**Data to use**
==================================================

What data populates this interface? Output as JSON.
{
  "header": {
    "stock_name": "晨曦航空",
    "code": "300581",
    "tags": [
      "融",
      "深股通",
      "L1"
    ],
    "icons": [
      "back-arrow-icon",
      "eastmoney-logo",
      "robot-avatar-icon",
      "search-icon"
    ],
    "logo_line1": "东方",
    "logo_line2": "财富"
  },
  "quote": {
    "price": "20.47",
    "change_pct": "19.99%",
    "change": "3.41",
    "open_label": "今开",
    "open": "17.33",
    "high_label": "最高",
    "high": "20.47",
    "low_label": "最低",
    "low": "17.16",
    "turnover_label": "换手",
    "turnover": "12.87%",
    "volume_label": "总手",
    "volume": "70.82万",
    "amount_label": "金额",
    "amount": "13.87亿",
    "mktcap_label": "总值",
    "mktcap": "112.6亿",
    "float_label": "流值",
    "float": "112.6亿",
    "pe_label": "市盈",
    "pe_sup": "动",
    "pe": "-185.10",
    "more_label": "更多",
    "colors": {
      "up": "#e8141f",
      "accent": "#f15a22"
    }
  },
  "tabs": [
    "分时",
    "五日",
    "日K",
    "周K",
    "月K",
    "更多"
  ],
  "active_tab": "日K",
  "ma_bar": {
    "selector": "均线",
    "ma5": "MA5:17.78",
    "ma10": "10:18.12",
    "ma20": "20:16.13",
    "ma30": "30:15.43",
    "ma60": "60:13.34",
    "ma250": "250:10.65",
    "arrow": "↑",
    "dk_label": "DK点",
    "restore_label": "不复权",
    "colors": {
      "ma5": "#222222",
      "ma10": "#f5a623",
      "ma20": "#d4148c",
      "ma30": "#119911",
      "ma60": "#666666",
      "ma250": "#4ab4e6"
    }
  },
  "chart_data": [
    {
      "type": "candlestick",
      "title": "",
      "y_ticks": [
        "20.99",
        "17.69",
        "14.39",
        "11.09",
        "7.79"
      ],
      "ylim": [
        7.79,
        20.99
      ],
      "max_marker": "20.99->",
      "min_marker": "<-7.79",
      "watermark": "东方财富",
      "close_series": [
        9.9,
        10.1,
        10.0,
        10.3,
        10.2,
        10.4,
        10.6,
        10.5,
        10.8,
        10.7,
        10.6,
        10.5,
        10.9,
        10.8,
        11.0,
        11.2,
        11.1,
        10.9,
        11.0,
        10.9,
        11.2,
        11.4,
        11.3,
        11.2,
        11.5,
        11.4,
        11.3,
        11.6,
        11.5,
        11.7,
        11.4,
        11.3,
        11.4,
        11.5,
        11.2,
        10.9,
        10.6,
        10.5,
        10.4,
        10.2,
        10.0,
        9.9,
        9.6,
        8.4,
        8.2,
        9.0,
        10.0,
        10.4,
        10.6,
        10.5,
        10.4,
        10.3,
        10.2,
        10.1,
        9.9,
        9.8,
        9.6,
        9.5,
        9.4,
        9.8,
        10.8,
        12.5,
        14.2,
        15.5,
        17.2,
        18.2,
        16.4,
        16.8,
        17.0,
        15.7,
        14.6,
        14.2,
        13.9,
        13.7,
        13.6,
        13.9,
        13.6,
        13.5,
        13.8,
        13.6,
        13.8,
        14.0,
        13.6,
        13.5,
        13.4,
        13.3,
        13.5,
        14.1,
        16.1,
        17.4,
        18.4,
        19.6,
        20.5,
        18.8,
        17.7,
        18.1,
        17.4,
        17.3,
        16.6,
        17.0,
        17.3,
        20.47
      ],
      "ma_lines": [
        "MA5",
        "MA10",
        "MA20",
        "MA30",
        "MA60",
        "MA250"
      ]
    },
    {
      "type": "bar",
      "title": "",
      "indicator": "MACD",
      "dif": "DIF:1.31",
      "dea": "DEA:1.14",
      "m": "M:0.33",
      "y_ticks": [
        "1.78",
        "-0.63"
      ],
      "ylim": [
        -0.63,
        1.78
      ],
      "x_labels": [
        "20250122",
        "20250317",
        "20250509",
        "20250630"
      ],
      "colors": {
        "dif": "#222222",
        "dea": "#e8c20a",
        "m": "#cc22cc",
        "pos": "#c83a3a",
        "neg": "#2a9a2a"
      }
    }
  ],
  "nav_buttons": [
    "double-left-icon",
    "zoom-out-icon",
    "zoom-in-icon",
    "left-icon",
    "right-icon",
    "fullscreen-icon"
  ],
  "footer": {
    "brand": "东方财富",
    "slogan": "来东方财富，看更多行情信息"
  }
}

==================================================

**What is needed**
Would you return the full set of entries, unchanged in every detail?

**Solution to this problem**
What data populates this interface? Output as JSON.
{
  "header": {
    "stock_name": "晨曦航空",
    "code": "300581",
    "tags": [
      "融",
      "深股通",
      "L1"
    ],
    "icons": [
      "back-arrow-icon",
      "eastmoney-logo",
      "robot-avatar-icon",
      "search-icon"
    ],
    "logo_line1": "东方",
    "logo_line2": "财富"
  },
  "quote": {
    "price": "20.47",
    "change_pct": "19.99%",
    "change": "3.41",
    "open_label": "今开",
    "open": "17.33",
    "high_label": "最高",
    "high": "20.47",
    "low_label": "最低",
    "low": "17.16",
    "turnover_label": "换手",
    "turnover": "12.87%",
    "volume_label": "总手",
    "volume": "70.82万",
    "amount_label": "金额",
    "amount": "13.87亿",
    "mktcap_label": "总值",
    "mktcap": "112.6亿",
    "float_label": "流值",
    "float": "112.6亿",
    "pe_label": "市盈",
    "pe_sup": "动",
    "pe": "-185.10",
    "more_label": "更多",
    "colors": {
      "up": "#e8141f",
      "accent": "#f15a22"
    }
  },
  "tabs": [
    "分时",
    "五日",
    "日K",
    "周K",
    "月K",
    "更多"
  ],
  "active_tab": "日K",
  "ma_bar": {
    "selector": "均线",
    "ma5": "MA5:17.78",
    "ma10": "10:18.12",
    "ma20": "20:16.13",
    "ma30": "30:15.43",
    "ma60": "60:13.34",
    "ma250": "250:10.65",
    "arrow": "↑",
    "dk_label": "DK点",
    "restore_label": "不复权",
    "colors": {
      "ma5": "#222222",
      "ma10": "#f5a623",
      "ma20": "#d4148c",
      "ma30": "#119911",
      "ma60": "#666666",
      "ma250": "#4ab4e6"
    }
  },
  "chart_data": [
    {
      "type": "candlestick",
      "title": "",
      "y_ticks": [
        "20.99",
        "17.69",
        "14.39",
        "11.09",
        "7.79"
      ],
      "ylim": [
        7.79,
        20.99
      ],
      "max_marker": "20.99->",
      "min_marker": "<-7.79",
      "watermark": "东方财富",
      "close_series": [
        9.9,
        10.1,
        10.0,
        10.3,
        10.2,
        10.4,
        10.6,
        10.5,
        10.8,
        10.7,
        10.6,
        10.5,
        10.9,
        10.8,
        11.0,
        11.2,
        11.1,
        10.9,
        11.0,
        10.9,
        11.2,
        11.4,
        11.3,
        11.2,
        11.5,
        11.4,
        11.3,
        11.6,
        11.5,
        11.7,
        11.4,
        11.3,
        11.4,
        11.5,
        11.2,
        10.9,
        10.6,
        10.5,
        10.4,
        10.2,
        10.0,
        9.9,
        9.6,
        8.4,
        8.2,
        9.0,
        10.0,
        10.4,
        10.6,
        10.5,
        10.4,
        10.3,
        10.2,
        10.1,
        9.9,
        9.8,
        9.6,
        9.5,
        9.4,
        9.8,
        10.8,
        12.5,
        14.2,
        15.5,
        17.2,
        18.2,
        16.4,
        16.8,
        17.0,
        15.7,
        14.6,
        14.2,
        13.9,
        13.7,
        13.6,
        13.9,
        13.6,
        13.5,
        13.8,
        13.6,
        13.8,
        14.0,
        13.6,
        13.5,
        13.4,
        13.3,
        13.5,
        14.1,
        16.1,
        17.4,
        18.4,
        19.6,
        20.5,
        18.8,
        17.7,
        18.1,
        17.4,
        17.3,
        16.6,
        17.0,
        17.3,
        20.47
      ],
      "ma_lines": [
        "MA5",
        "MA10",
        "MA20",
        "MA30",
        "MA60",
        "MA250"
      ]
    },
    {
      "type": "bar",
      "title": "",
      "indicator": "MACD",
      "dif": "DIF:1.31",
      "dea": "DEA:1.14",
      "m": "M:0.33",
      "y_ticks": [
        "1.78",
        "-0.63"
      ],
      "ylim": [
        -0.63,
        1.78
      ],
      "x_labels": [
        "20250122",
        "20250317",
        "20250509",
        "20250630"
      ],
      "colors": {
        "dif": "#222222",
        "dea": "#e8c20a",
        "m": "#cc22cc",
        "pos": "#c83a3a",
        "neg": "#2a9a2a"
      }
    }
  ],
  "nav_buttons": [
    "double-left-icon",
    "zoom-out-icon",
    "zoom-in-icon",
    "left-icon",
    "right-icon",
    "fullscreen-icon"
  ],
  "footer": {
    "brand": "东方财富",
    "slogan": "来东方财富，看更多行情信息"
  }
}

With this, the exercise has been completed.